** Exercise aim **
Read through the data and count the lines that contain the string "title"; give only the result.
START Raw data
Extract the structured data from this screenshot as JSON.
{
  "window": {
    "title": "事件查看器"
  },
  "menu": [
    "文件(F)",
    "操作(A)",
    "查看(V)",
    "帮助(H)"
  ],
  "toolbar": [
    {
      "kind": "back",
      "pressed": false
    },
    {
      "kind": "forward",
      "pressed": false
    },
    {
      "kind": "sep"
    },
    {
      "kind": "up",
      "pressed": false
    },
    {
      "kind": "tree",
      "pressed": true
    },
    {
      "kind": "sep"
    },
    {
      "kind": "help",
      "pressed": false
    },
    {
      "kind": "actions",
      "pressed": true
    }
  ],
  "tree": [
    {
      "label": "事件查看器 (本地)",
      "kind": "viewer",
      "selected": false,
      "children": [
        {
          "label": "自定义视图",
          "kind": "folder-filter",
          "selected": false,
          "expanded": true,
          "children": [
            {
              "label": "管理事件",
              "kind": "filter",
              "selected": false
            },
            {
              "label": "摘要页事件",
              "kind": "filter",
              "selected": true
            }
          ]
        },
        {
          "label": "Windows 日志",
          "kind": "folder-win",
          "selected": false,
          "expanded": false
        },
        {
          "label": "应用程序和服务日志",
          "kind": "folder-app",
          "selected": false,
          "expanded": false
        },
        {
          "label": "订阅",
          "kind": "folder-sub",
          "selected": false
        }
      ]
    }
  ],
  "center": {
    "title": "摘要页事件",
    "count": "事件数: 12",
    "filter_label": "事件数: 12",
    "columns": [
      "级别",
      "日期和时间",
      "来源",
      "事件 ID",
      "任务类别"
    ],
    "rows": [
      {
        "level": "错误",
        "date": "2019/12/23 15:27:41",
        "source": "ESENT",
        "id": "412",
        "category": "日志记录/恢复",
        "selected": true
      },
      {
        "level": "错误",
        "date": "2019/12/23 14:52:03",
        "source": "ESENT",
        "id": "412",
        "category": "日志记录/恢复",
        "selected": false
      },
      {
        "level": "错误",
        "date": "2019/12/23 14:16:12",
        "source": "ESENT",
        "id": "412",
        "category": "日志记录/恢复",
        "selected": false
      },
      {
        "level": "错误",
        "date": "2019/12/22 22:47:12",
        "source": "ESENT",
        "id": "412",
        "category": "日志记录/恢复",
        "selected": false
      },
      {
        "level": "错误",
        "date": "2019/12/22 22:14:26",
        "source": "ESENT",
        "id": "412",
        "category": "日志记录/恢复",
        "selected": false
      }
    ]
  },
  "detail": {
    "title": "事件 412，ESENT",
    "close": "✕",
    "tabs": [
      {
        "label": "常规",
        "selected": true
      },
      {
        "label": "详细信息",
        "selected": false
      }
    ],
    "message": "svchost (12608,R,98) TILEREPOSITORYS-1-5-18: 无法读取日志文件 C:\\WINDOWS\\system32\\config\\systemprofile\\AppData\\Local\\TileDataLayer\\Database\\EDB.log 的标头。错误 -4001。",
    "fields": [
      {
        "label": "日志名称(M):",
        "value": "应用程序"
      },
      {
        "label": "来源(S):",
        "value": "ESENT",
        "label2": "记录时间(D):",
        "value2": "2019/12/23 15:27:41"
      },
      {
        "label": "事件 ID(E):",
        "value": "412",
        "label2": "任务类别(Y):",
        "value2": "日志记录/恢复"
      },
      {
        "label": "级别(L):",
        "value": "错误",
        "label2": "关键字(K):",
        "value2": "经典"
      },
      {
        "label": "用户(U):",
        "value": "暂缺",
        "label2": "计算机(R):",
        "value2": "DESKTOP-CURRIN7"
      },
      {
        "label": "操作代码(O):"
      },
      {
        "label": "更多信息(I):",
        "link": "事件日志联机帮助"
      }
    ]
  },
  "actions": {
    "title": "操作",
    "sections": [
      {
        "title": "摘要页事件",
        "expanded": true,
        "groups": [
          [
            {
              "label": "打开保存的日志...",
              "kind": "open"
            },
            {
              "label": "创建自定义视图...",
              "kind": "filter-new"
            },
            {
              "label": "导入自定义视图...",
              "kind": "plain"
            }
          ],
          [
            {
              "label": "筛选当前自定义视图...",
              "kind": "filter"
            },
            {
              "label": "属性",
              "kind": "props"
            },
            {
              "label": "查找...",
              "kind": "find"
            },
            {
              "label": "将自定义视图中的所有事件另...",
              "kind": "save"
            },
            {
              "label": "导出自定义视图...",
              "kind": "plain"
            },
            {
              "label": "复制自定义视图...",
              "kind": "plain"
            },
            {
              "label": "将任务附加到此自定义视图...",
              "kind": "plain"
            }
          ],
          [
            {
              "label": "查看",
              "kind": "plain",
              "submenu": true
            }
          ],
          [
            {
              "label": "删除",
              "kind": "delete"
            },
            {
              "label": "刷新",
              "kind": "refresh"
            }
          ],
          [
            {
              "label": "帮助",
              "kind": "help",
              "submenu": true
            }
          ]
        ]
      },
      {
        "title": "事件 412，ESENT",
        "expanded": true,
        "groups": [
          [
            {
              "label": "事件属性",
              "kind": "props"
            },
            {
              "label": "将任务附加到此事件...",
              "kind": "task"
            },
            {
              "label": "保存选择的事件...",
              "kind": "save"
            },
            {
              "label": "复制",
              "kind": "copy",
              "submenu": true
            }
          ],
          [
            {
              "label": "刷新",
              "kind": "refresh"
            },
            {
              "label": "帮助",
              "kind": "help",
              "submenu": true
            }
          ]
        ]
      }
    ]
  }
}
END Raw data
** Finished task **
6